— What you need to do —
Repeat each entry as written and leave the images out of the copy.

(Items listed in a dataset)
---*---
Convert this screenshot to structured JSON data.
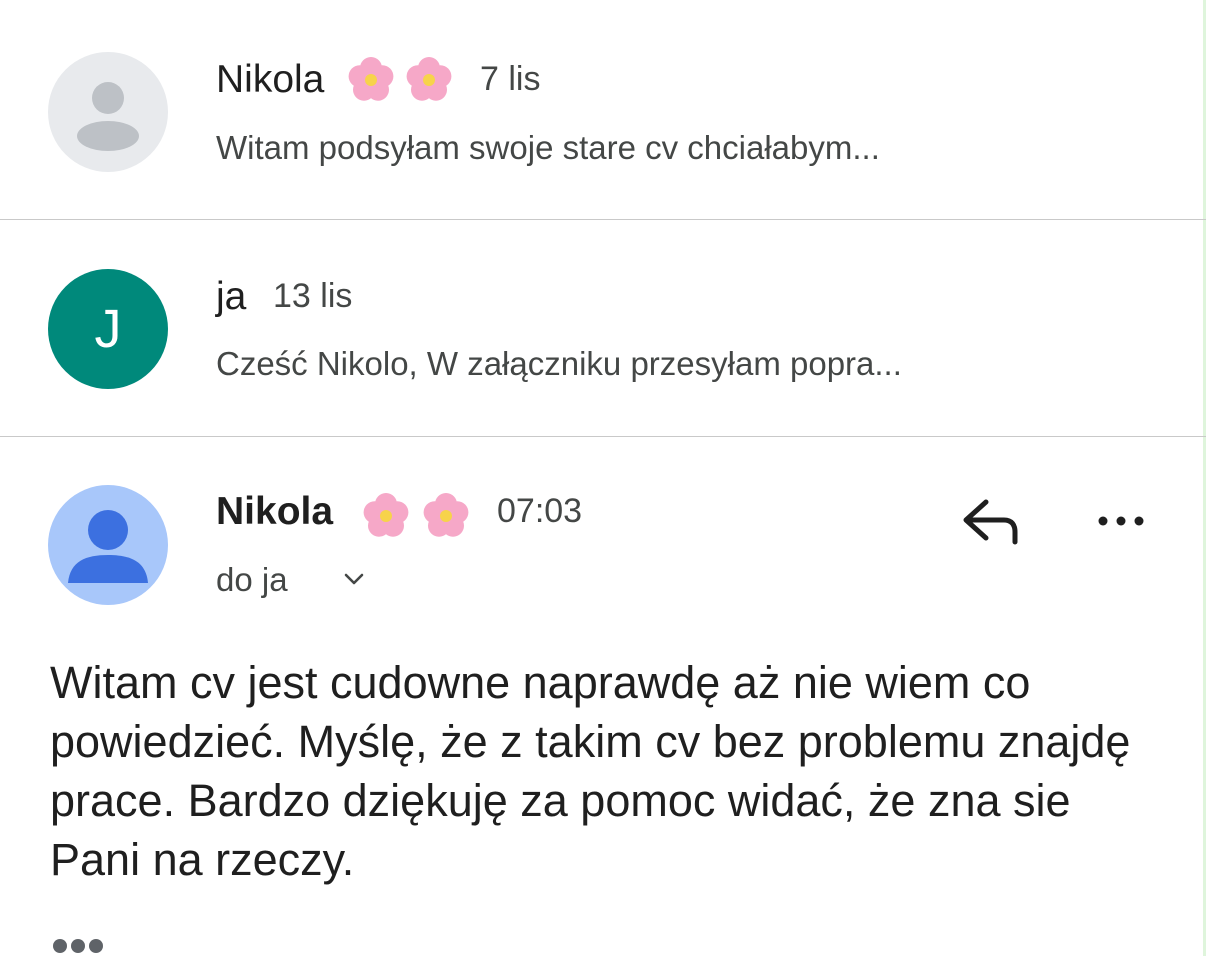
{
  "thread": [
    {
      "sender": "Nikola",
      "date": "7 lis",
      "snippet": "Witam podsyłam swoje stare cv chciałabym...",
      "avatar_icon": "person-icon",
      "avatar_color": "#e8eaed"
    },
    {
      "sender": "ja",
      "date": "13 lis",
      "snippet": "Cześć Nikolo, W załączniku przesyłam popra...",
      "avatar_initial": "J",
      "avatar_color": "#00897b"
    }
  ],
  "open_message": {
    "sender": "Nikola",
    "time": "07:03",
    "to_line": "do ja",
    "avatar_icon": "person-icon",
    "avatar_color": "#a8c7fa",
    "body": "Witam cv jest cudowne naprawdę aż nie wiem co powiedzieć. Myślę, że z takim cv bez problemu znajdę prace. Bardzo dziękuję za pomoc widać, że zna sie Pani na rzeczy.",
    "reply_icon": "reply-icon",
    "more_icon": "more-horizontal-icon",
    "expand_icon": "chevron-down-icon",
    "trimmed_icon": "trimmed-content-icon"
  }
}
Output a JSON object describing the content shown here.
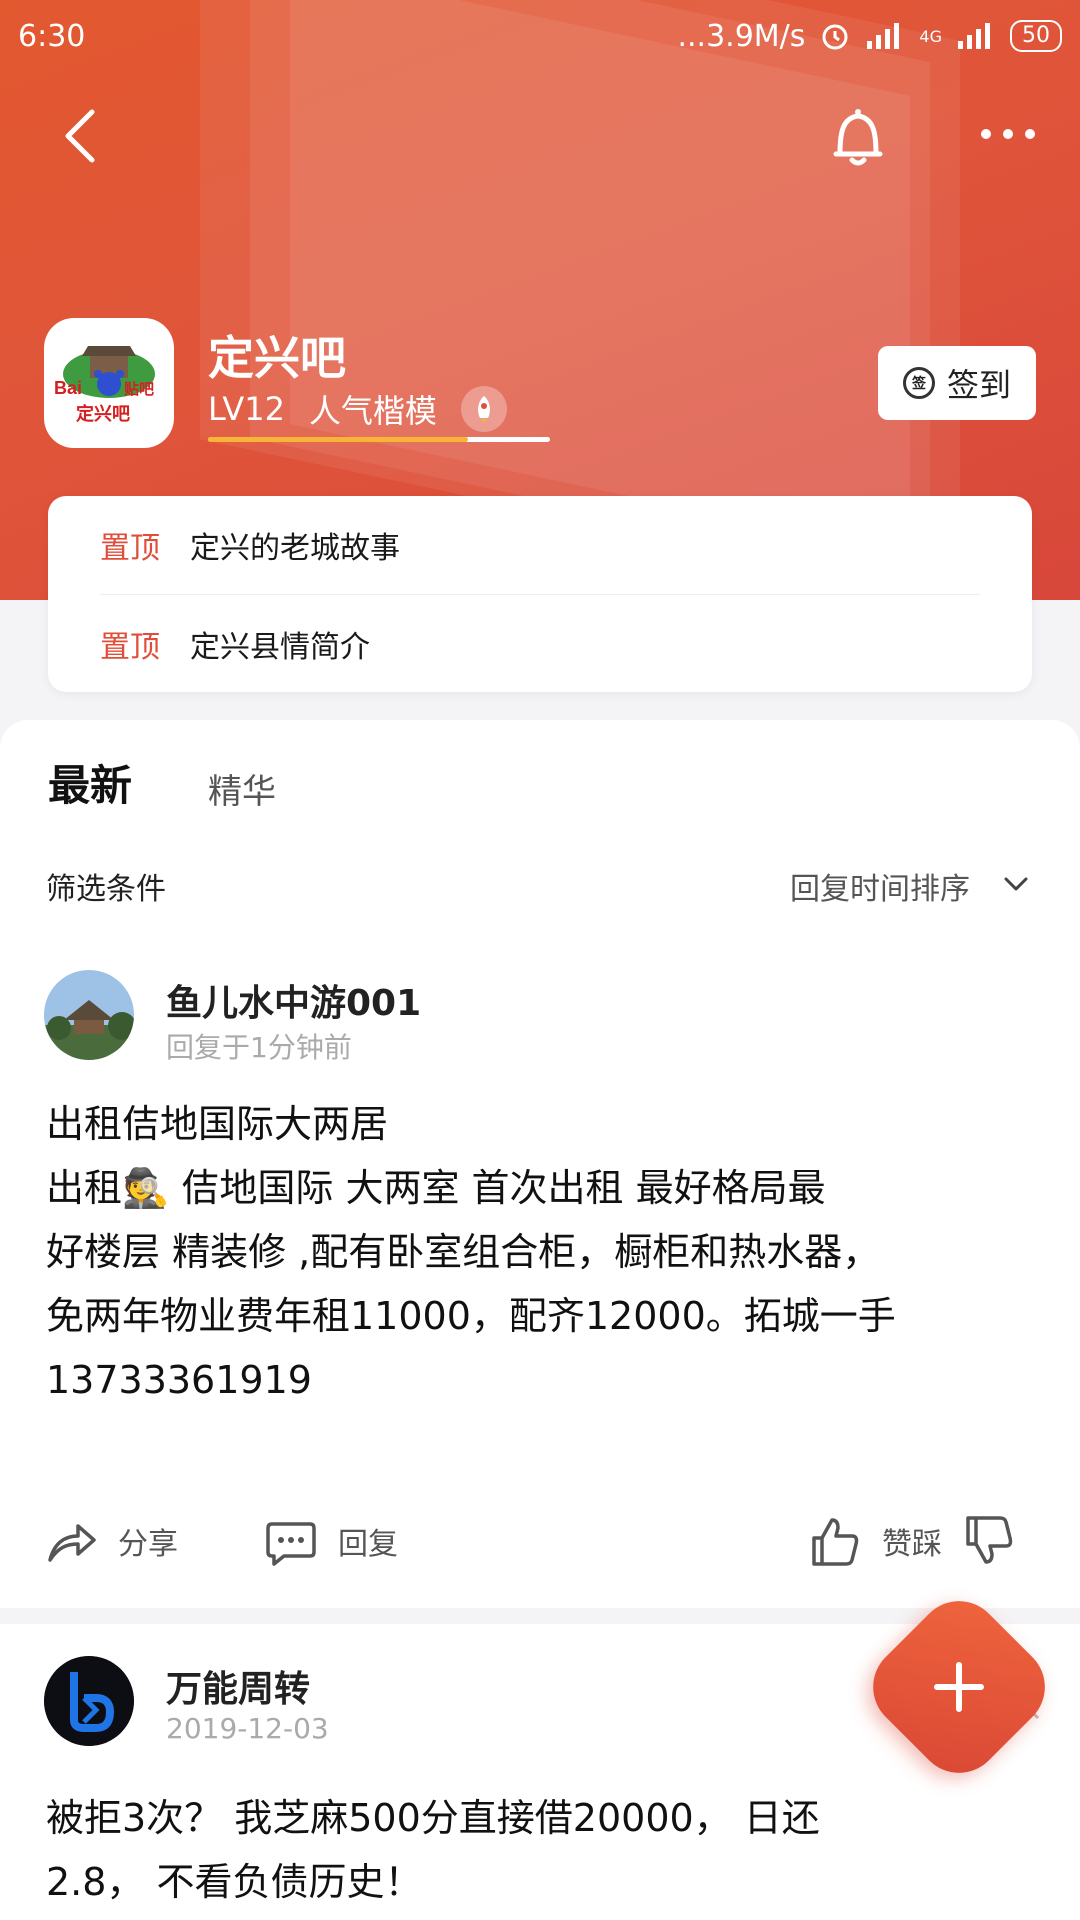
{
  "status_bar": {
    "time": "6:30",
    "network_speed": "...3.9M/s",
    "network_type": "4G",
    "battery": "50"
  },
  "forum": {
    "name": "定兴吧",
    "level": "LV12",
    "title": "人气楷模",
    "progress": 0.76
  },
  "signin": {
    "label": "签到",
    "icon_text": "签"
  },
  "pinned": [
    {
      "tag": "置顶",
      "title": "定兴的老城故事"
    },
    {
      "tag": "置顶",
      "title": "定兴县情简介"
    }
  ],
  "tabs": [
    {
      "label": "最新"
    },
    {
      "label": "精华"
    }
  ],
  "filter": {
    "label": "筛选条件",
    "sort": "回复时间排序"
  },
  "posts": [
    {
      "author": "鱼儿水中游001",
      "time": "回复于1分钟前",
      "title": "出租佶地国际大两居",
      "body_line1": "出租🕵️ 佶地国际 大两室 首次出租 最好格局最",
      "body_line2": "好楼层 精装修 ,配有卧室组合柜，橱柜和热水器，",
      "body_line3": "免两年物业费年租11000，配齐12000。拓城一手",
      "body_line4": "13733361919",
      "share": "分享",
      "reply": "回复",
      "vote": "赞踩"
    },
    {
      "author": "万能周转",
      "time": "2019-12-03",
      "body_line1": "被拒3次？ 我芝麻500分直接借20000， 日还",
      "body_line2": "2.8， 不看负债历史！"
    }
  ],
  "colors": {
    "header": "#e2582f",
    "accent": "#e04d3a",
    "level_bar": "#f7b436"
  }
}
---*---
— Response —
Convert this screenshot to structured JSON data.
{
  "thread": [
    {
      "sender": "Nikola",
      "date": "7 lis",
      "snippet": "Witam podsyłam swoje stare cv chciałabym...",
      "avatar_icon": "person-icon",
      "avatar_color": "#e8eaed"
    },
    {
      "sender": "ja",
      "date": "13 lis",
      "snippet": "Cześć Nikolo, W załączniku przesyłam popra...",
      "avatar_initial": "J",
      "avatar_color": "#00897b"
    }
  ],
  "open_message": {
    "sender": "Nikola",
    "time": "07:03",
    "to_line": "do ja",
    "avatar_icon": "person-icon",
    "avatar_color": "#a8c7fa",
    "body": "Witam cv jest cudowne naprawdę aż nie wiem co powiedzieć. Myślę, że z takim cv bez problemu znajdę prace. Bardzo dziękuję za pomoc widać, że zna sie Pani na rzeczy.",
    "reply_icon": "reply-icon",
    "more_icon": "more-horizontal-icon",
    "expand_icon": "chevron-down-icon",
    "trimmed_icon": "trimmed-content-icon"
  }
}
Output a JSON object describing the content shown here.
{
  "status_bar": {
    "time": "6:30",
    "network_speed": "...3.9M/s",
    "network_type": "4G",
    "battery": "50"
  },
  "forum": {
    "name": "定兴吧",
    "level": "LV12",
    "title": "人气楷模",
    "progress": 0.76
  },
  "signin": {
    "label": "签到",
    "icon_text": "签"
  },
  "pinned": [
    {
      "tag": "置顶",
      "title": "定兴的老城故事"
    },
    {
      "tag": "置顶",
      "title": "定兴县情简介"
    }
  ],
  "tabs": [
    {
      "label": "最新"
    },
    {
      "label": "精华"
    }
  ],
  "filter": {
    "label": "筛选条件",
    "sort": "回复时间排序"
  },
  "posts": [
    {
      "author": "鱼儿水中游001",
      "time": "回复于1分钟前",
      "title": "出租佶地国际大两居",
      "body_line1": "出租🕵️ 佶地国际 大两室 首次出租 最好格局最",
      "body_line2": "好楼层 精装修 ,配有卧室组合柜，橱柜和热水器，",
      "body_line3": "免两年物业费年租11000，配齐12000。拓城一手",
      "body_line4": "13733361919",
      "share": "分享",
      "reply": "回复",
      "vote": "赞踩"
    },
    {
      "author": "万能周转",
      "time": "2019-12-03",
      "body_line1": "被拒3次？ 我芝麻500分直接借20000， 日还",
      "body_line2": "2.8， 不看负债历史！"
    }
  ],
  "colors": {
    "header": "#e2582f",
    "accent": "#e04d3a",
    "level_bar": "#f7b436"
  }
}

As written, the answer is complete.